-- Material for this exercise follows --
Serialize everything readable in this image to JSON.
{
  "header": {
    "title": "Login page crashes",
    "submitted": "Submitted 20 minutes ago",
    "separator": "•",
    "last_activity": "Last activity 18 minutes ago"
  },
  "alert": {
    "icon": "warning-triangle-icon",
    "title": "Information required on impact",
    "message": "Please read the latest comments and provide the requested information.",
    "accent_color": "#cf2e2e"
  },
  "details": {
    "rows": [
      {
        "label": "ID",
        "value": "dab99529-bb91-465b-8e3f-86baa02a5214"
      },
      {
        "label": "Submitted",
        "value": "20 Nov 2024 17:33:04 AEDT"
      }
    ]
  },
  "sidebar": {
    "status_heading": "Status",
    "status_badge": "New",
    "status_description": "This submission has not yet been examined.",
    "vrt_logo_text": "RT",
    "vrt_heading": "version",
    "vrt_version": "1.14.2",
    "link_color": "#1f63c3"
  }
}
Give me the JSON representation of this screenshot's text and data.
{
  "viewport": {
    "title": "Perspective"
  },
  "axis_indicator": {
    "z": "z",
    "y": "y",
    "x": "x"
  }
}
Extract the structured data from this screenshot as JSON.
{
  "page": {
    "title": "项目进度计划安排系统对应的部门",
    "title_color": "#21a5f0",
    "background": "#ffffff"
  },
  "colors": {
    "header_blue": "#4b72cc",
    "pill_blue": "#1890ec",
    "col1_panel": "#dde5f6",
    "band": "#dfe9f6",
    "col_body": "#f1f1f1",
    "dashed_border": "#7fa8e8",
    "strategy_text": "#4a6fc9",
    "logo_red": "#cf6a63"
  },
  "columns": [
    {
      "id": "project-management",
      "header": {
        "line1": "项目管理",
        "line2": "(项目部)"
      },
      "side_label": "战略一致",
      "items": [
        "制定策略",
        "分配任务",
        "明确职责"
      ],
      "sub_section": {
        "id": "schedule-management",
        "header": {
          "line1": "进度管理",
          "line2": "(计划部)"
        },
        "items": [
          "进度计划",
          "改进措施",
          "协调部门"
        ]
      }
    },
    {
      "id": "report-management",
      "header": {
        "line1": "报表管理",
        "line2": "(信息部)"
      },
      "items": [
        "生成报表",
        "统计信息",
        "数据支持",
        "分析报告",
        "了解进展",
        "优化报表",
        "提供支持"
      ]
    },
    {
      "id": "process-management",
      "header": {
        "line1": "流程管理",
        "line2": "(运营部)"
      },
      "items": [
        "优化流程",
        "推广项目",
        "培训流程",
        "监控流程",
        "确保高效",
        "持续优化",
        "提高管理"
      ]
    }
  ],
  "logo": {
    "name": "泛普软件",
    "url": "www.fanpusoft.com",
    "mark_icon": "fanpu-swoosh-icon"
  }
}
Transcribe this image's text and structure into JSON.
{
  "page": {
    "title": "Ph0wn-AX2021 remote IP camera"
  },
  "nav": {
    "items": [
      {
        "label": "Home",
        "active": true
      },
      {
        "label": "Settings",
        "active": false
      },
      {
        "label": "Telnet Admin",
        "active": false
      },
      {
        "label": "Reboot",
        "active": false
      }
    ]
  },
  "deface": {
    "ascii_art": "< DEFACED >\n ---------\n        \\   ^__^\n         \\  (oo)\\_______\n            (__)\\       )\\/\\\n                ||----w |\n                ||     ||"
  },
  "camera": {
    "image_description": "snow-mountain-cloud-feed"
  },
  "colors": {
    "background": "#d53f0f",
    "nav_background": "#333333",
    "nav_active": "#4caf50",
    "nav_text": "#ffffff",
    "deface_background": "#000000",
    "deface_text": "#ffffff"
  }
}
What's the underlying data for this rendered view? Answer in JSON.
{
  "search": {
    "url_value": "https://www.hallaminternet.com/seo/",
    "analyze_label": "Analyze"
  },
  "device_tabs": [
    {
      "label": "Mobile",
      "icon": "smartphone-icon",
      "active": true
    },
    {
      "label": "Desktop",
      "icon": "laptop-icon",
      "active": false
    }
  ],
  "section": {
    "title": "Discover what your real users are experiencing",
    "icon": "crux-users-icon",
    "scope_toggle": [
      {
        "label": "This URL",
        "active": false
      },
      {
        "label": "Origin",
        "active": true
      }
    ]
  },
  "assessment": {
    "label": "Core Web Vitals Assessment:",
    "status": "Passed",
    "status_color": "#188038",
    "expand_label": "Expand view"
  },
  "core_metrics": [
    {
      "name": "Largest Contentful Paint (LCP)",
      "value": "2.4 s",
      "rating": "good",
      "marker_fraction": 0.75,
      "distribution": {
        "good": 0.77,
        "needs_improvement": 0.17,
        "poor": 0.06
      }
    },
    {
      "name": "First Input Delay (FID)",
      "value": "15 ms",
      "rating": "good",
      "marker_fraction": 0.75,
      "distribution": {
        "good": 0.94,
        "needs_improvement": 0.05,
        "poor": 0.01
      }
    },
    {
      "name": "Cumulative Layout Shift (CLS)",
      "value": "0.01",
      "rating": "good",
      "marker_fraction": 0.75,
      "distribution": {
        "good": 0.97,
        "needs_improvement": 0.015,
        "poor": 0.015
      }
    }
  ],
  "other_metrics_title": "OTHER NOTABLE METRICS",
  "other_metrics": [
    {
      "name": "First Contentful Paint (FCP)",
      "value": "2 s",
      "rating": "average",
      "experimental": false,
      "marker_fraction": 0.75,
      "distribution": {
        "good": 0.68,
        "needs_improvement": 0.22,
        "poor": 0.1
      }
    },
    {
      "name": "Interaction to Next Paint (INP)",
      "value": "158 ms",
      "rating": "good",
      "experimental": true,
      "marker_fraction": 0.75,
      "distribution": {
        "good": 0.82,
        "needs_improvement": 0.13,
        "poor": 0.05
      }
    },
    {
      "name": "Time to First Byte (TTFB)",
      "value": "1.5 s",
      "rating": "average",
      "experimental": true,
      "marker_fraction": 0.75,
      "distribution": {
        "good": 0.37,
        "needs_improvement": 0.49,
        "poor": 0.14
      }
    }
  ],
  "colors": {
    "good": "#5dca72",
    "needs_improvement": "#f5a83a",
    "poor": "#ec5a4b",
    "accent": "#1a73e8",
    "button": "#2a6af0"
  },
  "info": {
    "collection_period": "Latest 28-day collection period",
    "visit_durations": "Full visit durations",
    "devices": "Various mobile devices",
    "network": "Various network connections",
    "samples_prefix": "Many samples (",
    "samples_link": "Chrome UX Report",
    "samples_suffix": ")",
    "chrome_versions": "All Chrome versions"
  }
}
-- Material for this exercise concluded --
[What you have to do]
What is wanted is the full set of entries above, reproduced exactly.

[The answer]
Serialize everything readable in this image to JSON.
{
  "header": {
    "title": "Login page crashes",
    "submitted": "Submitted 20 minutes ago",
    "separator": "•",
    "last_activity": "Last activity 18 minutes ago"
  },
  "alert": {
    "icon": "warning-triangle-icon",
    "title": "Information required on impact",
    "message": "Please read the latest comments and provide the requested information.",
    "accent_color": "#cf2e2e"
  },
  "details": {
    "rows": [
      {
        "label": "ID",
        "value": "dab99529-bb91-465b-8e3f-86baa02a5214"
      },
      {
        "label": "Submitted",
        "value": "20 Nov 2024 17:33:04 AEDT"
      }
    ]
  },
  "sidebar": {
    "status_heading": "Status",
    "status_badge": "New",
    "status_description": "This submission has not yet been examined.",
    "vrt_logo_text": "RT",
    "vrt_heading": "version",
    "vrt_version": "1.14.2",
    "link_color": "#1f63c3"
  }
}
Give me the JSON representation of this screenshot's text and data.
{
  "viewport": {
    "title": "Perspective"
  },
  "axis_indicator": {
    "z": "z",
    "y": "y",
    "x": "x"
  }
}
Extract the structured data from this screenshot as JSON.
{
  "page": {
    "title": "项目进度计划安排系统对应的部门",
    "title_color": "#21a5f0",
    "background": "#ffffff"
  },
  "colors": {
    "header_blue": "#4b72cc",
    "pill_blue": "#1890ec",
    "col1_panel": "#dde5f6",
    "band": "#dfe9f6",
    "col_body": "#f1f1f1",
    "dashed_border": "#7fa8e8",
    "strategy_text": "#4a6fc9",
    "logo_red": "#cf6a63"
  },
  "columns": [
    {
      "id": "project-management",
      "header": {
        "line1": "项目管理",
        "line2": "(项目部)"
      },
      "side_label": "战略一致",
      "items": [
        "制定策略",
        "分配任务",
        "明确职责"
      ],
      "sub_section": {
        "id": "schedule-management",
        "header": {
          "line1": "进度管理",
          "line2": "(计划部)"
        },
        "items": [
          "进度计划",
          "改进措施",
          "协调部门"
        ]
      }
    },
    {
      "id": "report-management",
      "header": {
        "line1": "报表管理",
        "line2": "(信息部)"
      },
      "items": [
        "生成报表",
        "统计信息",
        "数据支持",
        "分析报告",
        "了解进展",
        "优化报表",
        "提供支持"
      ]
    },
    {
      "id": "process-management",
      "header": {
        "line1": "流程管理",
        "line2": "(运营部)"
      },
      "items": [
        "优化流程",
        "推广项目",
        "培训流程",
        "监控流程",
        "确保高效",
        "持续优化",
        "提高管理"
      ]
    }
  ],
  "logo": {
    "name": "泛普软件",
    "url": "www.fanpusoft.com",
    "mark_icon": "fanpu-swoosh-icon"
  }
}
Transcribe this image's text and structure into JSON.
{
  "page": {
    "title": "Ph0wn-AX2021 remote IP camera"
  },
  "nav": {
    "items": [
      {
        "label": "Home",
        "active": true
      },
      {
        "label": "Settings",
        "active": false
      },
      {
        "label": "Telnet Admin",
        "active": false
      },
      {
        "label": "Reboot",
        "active": false
      }
    ]
  },
  "deface": {
    "ascii_art": "< DEFACED >\n ---------\n        \\   ^__^\n         \\  (oo)\\_______\n            (__)\\       )\\/\\\n                ||----w |\n                ||     ||"
  },
  "camera": {
    "image_description": "snow-mountain-cloud-feed"
  },
  "colors": {
    "background": "#d53f0f",
    "nav_background": "#333333",
    "nav_active": "#4caf50",
    "nav_text": "#ffffff",
    "deface_background": "#000000",
    "deface_text": "#ffffff"
  }
}
What's the underlying data for this rendered view? Answer in JSON.
{
  "search": {
    "url_value": "https://www.hallaminternet.com/seo/",
    "analyze_label": "Analyze"
  },
  "device_tabs": [
    {
      "label": "Mobile",
      "icon": "smartphone-icon",
      "active": true
    },
    {
      "label": "Desktop",
      "icon": "laptop-icon",
      "active": false
    }
  ],
  "section": {
    "title": "Discover what your real users are experiencing",
    "icon": "crux-users-icon",
    "scope_toggle": [
      {
        "label": "This URL",
        "active": false
      },
      {
        "label": "Origin",
        "active": true
      }
    ]
  },
  "assessment": {
    "label": "Core Web Vitals Assessment:",
    "status": "Passed",
    "status_color": "#188038",
    "expand_label": "Expand view"
  },
  "core_metrics": [
    {
      "name": "Largest Contentful Paint (LCP)",
      "value": "2.4 s",
      "rating": "good",
      "marker_fraction": 0.75,
      "distribution": {
        "good": 0.77,
        "needs_improvement": 0.17,
        "poor": 0.06
      }
    },
    {
      "name": "First Input Delay (FID)",
      "value": "15 ms",
      "rating": "good",
      "marker_fraction": 0.75,
      "distribution": {
        "good": 0.94,
        "needs_improvement": 0.05,
        "poor": 0.01
      }
    },
    {
      "name": "Cumulative Layout Shift (CLS)",
      "value": "0.01",
      "rating": "good",
      "marker_fraction": 0.75,
      "distribution": {
        "good": 0.97,
        "needs_improvement": 0.015,
        "poor": 0.015
      }
    }
  ],
  "other_metrics_title": "OTHER NOTABLE METRICS",
  "other_metrics": [
    {
      "name": "First Contentful Paint (FCP)",
      "value": "2 s",
      "rating": "average",
      "experimental": false,
      "marker_fraction": 0.75,
      "distribution": {
        "good": 0.68,
        "needs_improvement": 0.22,
        "poor": 0.1
      }
    },
    {
      "name": "Interaction to Next Paint (INP)",
      "value": "158 ms",
      "rating": "good",
      "experimental": true,
      "marker_fraction": 0.75,
      "distribution": {
        "good": 0.82,
        "needs_improvement": 0.13,
        "poor": 0.05
      }
    },
    {
      "name": "Time to First Byte (TTFB)",
      "value": "1.5 s",
      "rating": "average",
      "experimental": true,
      "marker_fraction": 0.75,
      "distribution": {
        "good": 0.37,
        "needs_improvement": 0.49,
        "poor": 0.14
      }
    }
  ],
  "colors": {
    "good": "#5dca72",
    "needs_improvement": "#f5a83a",
    "poor": "#ec5a4b",
    "accent": "#1a73e8",
    "button": "#2a6af0"
  },
  "info": {
    "collection_period": "Latest 28-day collection period",
    "visit_durations": "Full visit durations",
    "devices": "Various mobile devices",
    "network": "Various network connections",
    "samples_prefix": "Many samples (",
    "samples_link": "Chrome UX Report",
    "samples_suffix": ")",
    "chrome_versions": "All Chrome versions"
  }
}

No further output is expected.